Exercise objective –
Pull out each line of the data that includes the word "Example".

Material supplied: Begin

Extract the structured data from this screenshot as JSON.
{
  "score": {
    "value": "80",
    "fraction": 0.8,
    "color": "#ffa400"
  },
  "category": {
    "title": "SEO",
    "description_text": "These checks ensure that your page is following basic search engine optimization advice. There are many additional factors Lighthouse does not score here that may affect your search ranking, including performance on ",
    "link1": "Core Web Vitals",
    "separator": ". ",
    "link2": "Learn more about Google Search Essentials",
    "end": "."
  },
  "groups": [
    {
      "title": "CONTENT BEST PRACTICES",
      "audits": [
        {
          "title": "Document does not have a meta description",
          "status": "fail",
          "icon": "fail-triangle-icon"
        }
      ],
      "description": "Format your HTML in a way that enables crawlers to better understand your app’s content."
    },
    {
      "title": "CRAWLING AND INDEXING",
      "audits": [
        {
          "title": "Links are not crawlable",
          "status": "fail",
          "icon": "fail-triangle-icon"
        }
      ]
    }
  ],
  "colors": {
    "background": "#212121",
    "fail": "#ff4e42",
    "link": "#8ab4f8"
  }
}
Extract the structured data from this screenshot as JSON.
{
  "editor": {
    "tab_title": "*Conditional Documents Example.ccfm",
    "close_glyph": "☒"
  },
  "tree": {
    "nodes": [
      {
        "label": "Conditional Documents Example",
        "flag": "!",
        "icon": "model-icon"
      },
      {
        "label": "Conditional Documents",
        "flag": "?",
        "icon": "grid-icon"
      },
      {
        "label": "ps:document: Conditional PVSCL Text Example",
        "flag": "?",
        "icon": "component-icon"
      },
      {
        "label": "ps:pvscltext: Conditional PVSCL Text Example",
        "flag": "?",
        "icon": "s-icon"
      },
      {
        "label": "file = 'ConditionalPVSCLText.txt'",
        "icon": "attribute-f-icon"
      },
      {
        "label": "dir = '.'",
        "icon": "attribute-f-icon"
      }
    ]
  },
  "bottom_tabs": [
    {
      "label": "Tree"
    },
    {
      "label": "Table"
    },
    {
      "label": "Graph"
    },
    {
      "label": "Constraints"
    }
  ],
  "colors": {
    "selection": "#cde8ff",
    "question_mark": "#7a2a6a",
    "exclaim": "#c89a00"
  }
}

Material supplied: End

Answer to this problem –
    "tab_title": "*Conditional Documents Example.ccfm",
        "label": "Conditional Documents Example",
        "label": "ps:document: Conditional PVSCL Text Example",
        "label": "ps:pvscltext: Conditional PVSCL Text Example",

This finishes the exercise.